"I’d like to capture a title at 154, but that depends on where my body is in a year or two. I’ve served notice that I’m a force to be reckoned with and an action-packed fighter. We’re not here playing games but we’re here to please the fans and to become a champion.”
On Saturday, August 22, 2020, Fundora took on what was expected to be the toughest test of his career in veteran slugger Nathaniel Gallimore.
Fundora delivered his finest performance to date, beating Gallimore down until referee Ray Corona stepped in at 1:28 of the sixth round.
With the win, Fundora (15-0-1, 10 KOs) graduates from prospect to contender at super welterweight—a formidable one at that. There isn’t a more appropriate nickname in boxing than his moniker, The Towering Inferno. At 6-foot-6, he’s taller than most heavyweights. Yet, as lanky as he is, he’s as tough and strong as they come, often bullying his foes on the inside.
That’s what he did to Gallimore (21-5-1, 17 KOs), who came into this fight brimming with confidence. The hard-hitting Chicago, Illinois resident had been in the ring with four of the best 154-pounders in the world and held a sizable advantage in pro experience over Fundora.
That confidence evaporated after the first couple rounds. Gallimore did have his moments in second, particularly toward the end of the frame, when he buzzed Fundora with a left hook.
It was all downhill from there.
Fundora pounded away, boring in and unloading with power shots from all angles to Gallimore’s head and body. The nonstop assault sapped Gallimore’s energy. He was a battered, spent force by the sixth, when the fight was stopped.
Fundora landed 168 punches out of 484 (35%) to Gallimore’s 35 out of 129 (27%).

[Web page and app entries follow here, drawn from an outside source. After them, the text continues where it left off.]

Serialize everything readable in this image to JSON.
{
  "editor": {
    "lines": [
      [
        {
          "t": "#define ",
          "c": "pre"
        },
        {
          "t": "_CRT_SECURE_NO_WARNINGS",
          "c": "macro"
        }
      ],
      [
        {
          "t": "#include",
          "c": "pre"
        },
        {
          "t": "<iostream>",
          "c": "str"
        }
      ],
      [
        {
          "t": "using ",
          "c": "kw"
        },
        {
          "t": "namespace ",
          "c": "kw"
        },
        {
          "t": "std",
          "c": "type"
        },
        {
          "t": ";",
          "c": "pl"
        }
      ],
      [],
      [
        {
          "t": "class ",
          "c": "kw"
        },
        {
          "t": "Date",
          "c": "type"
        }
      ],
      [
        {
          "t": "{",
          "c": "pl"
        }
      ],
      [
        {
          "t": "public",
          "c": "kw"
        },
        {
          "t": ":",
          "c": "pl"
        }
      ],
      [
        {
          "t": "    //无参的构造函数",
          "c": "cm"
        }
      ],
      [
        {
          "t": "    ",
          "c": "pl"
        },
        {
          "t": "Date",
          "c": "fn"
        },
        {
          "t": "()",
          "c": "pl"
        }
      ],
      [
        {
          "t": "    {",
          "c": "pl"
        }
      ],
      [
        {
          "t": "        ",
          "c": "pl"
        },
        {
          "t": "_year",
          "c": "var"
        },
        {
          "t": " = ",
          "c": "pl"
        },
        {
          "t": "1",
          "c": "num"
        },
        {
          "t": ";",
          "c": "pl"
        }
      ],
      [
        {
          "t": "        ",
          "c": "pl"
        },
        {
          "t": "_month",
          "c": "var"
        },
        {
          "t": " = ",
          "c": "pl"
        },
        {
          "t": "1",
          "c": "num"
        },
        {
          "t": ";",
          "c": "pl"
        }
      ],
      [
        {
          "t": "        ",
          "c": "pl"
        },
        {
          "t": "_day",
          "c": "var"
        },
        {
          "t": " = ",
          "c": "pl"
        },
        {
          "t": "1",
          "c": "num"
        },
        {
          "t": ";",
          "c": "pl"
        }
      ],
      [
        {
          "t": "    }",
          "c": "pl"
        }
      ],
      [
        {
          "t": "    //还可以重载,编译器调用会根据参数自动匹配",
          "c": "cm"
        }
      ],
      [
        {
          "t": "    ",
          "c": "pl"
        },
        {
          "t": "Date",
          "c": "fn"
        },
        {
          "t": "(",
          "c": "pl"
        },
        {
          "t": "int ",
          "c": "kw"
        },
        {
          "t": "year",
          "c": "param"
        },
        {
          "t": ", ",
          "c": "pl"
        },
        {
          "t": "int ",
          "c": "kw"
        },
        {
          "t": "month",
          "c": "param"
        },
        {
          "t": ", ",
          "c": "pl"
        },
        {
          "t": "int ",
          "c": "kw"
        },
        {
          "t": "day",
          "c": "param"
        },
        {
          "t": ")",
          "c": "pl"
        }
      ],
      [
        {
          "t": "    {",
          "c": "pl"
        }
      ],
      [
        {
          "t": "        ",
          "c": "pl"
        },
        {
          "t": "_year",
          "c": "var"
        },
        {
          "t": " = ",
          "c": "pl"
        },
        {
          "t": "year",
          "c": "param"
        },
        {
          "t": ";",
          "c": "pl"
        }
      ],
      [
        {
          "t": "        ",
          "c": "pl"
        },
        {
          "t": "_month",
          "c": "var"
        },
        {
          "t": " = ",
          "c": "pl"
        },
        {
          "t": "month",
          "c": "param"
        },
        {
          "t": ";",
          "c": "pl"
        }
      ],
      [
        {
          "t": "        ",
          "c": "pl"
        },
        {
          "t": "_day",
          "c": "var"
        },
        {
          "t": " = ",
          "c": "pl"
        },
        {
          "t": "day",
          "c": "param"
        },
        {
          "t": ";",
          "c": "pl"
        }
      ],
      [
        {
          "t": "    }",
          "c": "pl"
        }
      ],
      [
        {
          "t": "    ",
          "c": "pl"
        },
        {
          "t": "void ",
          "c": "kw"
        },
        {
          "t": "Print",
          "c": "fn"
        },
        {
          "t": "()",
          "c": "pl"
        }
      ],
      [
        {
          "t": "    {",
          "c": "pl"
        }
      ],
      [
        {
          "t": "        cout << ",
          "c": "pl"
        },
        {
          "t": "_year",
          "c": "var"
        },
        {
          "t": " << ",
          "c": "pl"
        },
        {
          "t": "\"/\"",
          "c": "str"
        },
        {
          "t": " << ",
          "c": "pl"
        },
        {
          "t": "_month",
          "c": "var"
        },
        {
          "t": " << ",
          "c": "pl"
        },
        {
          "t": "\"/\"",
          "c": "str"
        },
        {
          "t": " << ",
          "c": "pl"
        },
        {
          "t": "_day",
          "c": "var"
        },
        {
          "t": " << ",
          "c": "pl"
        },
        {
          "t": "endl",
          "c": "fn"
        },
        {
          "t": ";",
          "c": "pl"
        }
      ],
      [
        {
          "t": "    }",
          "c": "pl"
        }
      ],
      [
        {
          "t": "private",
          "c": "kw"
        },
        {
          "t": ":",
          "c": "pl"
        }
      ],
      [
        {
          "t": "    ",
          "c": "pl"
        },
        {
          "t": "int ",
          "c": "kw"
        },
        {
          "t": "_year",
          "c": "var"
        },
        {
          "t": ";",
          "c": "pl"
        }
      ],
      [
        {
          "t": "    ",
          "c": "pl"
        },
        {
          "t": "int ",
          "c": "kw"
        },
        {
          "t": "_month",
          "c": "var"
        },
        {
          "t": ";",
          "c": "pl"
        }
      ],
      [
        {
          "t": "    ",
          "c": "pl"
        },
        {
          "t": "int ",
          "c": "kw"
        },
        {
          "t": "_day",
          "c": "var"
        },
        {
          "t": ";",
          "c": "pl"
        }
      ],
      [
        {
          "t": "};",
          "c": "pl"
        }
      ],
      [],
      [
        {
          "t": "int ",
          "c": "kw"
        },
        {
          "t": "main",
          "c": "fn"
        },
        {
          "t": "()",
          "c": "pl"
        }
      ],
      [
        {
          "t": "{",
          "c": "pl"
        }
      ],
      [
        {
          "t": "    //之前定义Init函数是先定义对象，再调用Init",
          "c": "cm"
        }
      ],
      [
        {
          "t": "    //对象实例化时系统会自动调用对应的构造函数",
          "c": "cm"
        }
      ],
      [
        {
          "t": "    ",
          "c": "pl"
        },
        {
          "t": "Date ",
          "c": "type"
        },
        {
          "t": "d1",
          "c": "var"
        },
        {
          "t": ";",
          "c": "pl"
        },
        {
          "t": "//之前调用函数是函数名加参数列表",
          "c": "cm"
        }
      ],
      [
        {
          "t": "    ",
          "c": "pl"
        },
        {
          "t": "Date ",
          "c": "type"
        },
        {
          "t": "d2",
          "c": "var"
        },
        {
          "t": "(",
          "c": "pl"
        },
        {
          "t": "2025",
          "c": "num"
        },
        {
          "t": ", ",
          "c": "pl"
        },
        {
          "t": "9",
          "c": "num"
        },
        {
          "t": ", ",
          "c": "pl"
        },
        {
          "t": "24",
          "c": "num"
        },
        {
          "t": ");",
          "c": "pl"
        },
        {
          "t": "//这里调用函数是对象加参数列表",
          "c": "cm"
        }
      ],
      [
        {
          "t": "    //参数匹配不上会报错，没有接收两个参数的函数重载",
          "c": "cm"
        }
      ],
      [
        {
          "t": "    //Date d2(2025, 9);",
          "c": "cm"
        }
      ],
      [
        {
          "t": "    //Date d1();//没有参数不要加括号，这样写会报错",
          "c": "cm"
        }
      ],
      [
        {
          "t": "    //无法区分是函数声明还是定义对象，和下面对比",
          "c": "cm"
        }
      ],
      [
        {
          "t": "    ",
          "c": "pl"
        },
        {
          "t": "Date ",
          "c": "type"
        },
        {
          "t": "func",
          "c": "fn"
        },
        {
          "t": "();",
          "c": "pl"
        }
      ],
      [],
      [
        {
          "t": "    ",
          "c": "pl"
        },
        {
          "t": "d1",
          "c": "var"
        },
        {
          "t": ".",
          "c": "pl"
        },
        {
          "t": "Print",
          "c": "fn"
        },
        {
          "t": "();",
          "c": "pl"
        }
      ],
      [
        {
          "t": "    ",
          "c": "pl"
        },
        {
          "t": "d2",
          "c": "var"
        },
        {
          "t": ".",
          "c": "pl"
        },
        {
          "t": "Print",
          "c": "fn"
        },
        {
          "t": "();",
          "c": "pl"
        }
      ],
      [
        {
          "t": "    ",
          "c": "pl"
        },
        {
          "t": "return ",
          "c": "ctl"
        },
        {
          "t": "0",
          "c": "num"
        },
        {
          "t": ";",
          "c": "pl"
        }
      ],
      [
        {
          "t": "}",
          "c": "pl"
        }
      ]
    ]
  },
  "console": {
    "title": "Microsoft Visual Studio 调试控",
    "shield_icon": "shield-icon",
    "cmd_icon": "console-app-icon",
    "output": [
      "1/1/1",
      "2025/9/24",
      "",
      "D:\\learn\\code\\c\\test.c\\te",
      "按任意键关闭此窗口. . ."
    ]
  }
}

“I give my performance a 10 out of 10,” said Fundora. “I did what I had to do tonight. We’re always working on our distance and controlling that part of the fight, because I know I’m going to need it throughout my career. Whatever my team thinks is best for me next, I’ll be ready for it.”